West Virginia’s Legislature Chose Big Tobacco Over West Virginians
The American Cancer Society Cancer Action Network is disappointed that lawmakers chose Big Tobacco over the health of West Virginians in the state budget.
Nashville, TN – February 20, 2019 – Cancer survivors, caregivers and their families from across the state traveled to the Tennessee State Capitol today to call on the Legislature to prioritize the 37,350 Tennesseans who will be diagnosed with cancer in 2019.
The visit was part of the American Cancer Society Cancer Action Network (ACS CAN) annual Cancer Awareness Day at the Capitol, which brought cancer advocates together to encourage lawmakers to restore funding to the state’s tobacco cessation and prevention programs, protect local smoke-free laws and to expand access to care.
“Cancer death rates continue to decrease nationwide, but Tennessee could do better. Lawmakers can be part of the solution by passing evidence-base polices that would help prevent Tennesseans from being diagnosed with cancer in the first place,” said Emily Ogden, government relations director ACS CAN. “Nearly 14,840 Tennesseans will still lose their lives to cancer in 2019 alone and more than 32 percent of those cancer deaths are attributed to smoking. We’re here today to ask lawmakers to commit to proven methods to stop tobacco addiction.”
Specifically, ACS CAN volunteers asked lawmakers to:
About ACS CAN

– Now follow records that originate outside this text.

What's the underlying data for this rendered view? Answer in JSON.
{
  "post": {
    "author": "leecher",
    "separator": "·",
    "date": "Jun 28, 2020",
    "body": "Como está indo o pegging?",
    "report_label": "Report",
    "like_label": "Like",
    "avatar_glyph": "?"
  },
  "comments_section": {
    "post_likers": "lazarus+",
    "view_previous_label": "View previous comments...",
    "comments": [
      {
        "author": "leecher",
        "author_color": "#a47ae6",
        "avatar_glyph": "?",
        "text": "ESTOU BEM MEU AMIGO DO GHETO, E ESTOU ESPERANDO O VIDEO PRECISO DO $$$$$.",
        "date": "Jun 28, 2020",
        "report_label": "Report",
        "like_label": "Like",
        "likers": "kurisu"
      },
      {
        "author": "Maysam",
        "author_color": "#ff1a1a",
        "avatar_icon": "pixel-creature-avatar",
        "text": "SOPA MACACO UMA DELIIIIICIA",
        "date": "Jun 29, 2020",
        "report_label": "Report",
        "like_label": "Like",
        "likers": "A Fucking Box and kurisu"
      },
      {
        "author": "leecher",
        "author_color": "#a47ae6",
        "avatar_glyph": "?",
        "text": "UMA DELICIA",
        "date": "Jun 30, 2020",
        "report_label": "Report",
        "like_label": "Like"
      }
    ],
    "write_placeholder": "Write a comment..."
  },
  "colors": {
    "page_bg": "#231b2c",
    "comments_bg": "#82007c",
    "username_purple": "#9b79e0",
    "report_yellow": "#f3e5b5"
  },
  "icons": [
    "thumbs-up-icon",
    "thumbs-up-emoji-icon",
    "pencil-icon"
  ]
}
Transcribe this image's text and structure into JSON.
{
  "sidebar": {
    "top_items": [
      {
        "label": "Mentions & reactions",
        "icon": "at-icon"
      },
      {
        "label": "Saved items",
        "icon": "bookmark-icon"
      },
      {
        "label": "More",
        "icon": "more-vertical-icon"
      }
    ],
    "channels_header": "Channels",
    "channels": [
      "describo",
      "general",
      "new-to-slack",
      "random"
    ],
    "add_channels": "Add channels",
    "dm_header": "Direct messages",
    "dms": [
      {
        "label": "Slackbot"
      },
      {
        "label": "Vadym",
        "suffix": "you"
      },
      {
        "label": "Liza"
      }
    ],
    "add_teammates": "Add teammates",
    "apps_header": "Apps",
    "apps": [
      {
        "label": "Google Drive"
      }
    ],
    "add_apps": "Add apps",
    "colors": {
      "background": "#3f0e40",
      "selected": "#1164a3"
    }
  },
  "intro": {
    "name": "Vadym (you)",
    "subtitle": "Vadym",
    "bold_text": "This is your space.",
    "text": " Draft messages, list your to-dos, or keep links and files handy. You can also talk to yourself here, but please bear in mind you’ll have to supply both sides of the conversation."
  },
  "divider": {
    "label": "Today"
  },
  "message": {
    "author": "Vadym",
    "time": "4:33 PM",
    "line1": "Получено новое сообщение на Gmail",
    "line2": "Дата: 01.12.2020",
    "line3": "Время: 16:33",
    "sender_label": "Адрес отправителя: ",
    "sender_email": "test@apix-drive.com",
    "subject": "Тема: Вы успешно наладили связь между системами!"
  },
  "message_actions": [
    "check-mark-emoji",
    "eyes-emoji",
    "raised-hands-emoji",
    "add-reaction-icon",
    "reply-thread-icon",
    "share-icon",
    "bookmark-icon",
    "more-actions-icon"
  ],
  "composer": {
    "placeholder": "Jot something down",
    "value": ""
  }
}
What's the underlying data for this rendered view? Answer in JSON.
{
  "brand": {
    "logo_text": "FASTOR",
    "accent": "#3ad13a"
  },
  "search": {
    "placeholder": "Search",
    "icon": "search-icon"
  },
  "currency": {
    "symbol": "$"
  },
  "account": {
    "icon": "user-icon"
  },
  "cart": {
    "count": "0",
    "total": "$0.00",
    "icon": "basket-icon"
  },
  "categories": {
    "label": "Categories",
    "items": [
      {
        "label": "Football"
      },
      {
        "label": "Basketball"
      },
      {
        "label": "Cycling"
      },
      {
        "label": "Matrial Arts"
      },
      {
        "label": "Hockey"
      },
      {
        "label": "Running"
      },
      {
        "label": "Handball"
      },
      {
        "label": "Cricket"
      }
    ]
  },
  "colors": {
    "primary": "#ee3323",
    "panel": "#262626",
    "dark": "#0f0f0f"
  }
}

The American Cancer Society Cancer Action Network (ACS CAN) is making cancer a top priority for public officials and candidates at the federal, state and local levels. ACS CAN empowers advocates across the country to make their voices heard and influence evidence-based public policy change as well as legislative and regulatory solutions that will reduce the cancer burden. As the American Cancer Society’s nonprofit, nonpartisan advocacy affiliate, ACS CAN is critical to the fight for a world without cancer. For more information, visit www.fightcancer.org.